◆ **PROVIDED MATERIAL**
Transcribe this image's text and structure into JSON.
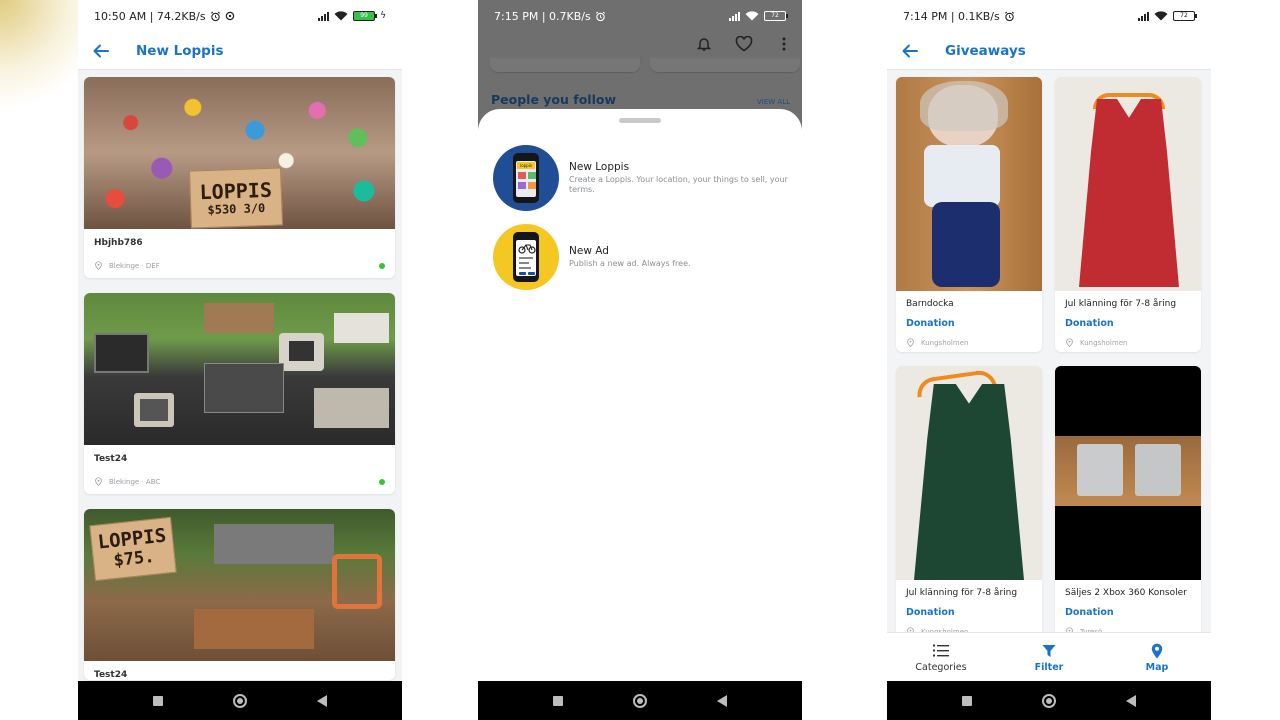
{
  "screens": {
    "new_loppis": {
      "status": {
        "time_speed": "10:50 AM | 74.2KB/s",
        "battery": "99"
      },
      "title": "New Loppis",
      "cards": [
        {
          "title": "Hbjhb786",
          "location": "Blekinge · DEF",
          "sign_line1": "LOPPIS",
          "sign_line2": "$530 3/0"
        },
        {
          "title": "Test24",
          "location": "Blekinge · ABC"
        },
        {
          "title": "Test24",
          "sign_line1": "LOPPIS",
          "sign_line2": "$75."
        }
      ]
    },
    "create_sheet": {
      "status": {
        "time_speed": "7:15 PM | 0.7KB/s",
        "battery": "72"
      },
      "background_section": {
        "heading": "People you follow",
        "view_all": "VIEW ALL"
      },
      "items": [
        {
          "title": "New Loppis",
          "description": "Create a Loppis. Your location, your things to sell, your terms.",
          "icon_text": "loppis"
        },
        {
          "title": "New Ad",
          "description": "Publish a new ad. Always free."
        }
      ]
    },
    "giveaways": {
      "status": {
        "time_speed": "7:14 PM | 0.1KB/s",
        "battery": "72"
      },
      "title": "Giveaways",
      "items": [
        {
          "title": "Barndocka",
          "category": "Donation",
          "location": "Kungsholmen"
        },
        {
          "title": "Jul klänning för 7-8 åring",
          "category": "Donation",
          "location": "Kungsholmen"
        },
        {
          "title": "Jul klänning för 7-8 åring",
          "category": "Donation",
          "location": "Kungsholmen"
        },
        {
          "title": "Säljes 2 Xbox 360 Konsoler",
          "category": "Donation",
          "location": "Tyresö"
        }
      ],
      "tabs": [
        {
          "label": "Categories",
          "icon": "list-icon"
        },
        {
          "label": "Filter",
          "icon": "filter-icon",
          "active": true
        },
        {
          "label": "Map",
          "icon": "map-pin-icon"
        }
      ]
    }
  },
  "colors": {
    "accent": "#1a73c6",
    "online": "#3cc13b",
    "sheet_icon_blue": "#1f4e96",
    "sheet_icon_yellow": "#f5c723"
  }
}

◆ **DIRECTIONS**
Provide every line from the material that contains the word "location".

◆ **ANSWER FOR THIS EXERCISE**
          "location": "Blekinge · DEF",
          "location": "Blekinge · ABC"
          "description": "Create a Loppis. Your location, your things to sell, your terms.",
          "location": "Kungsholmen"
          "location": "Kungsholmen"
          "location": "Kungsholmen"
          "location": "Tyresö"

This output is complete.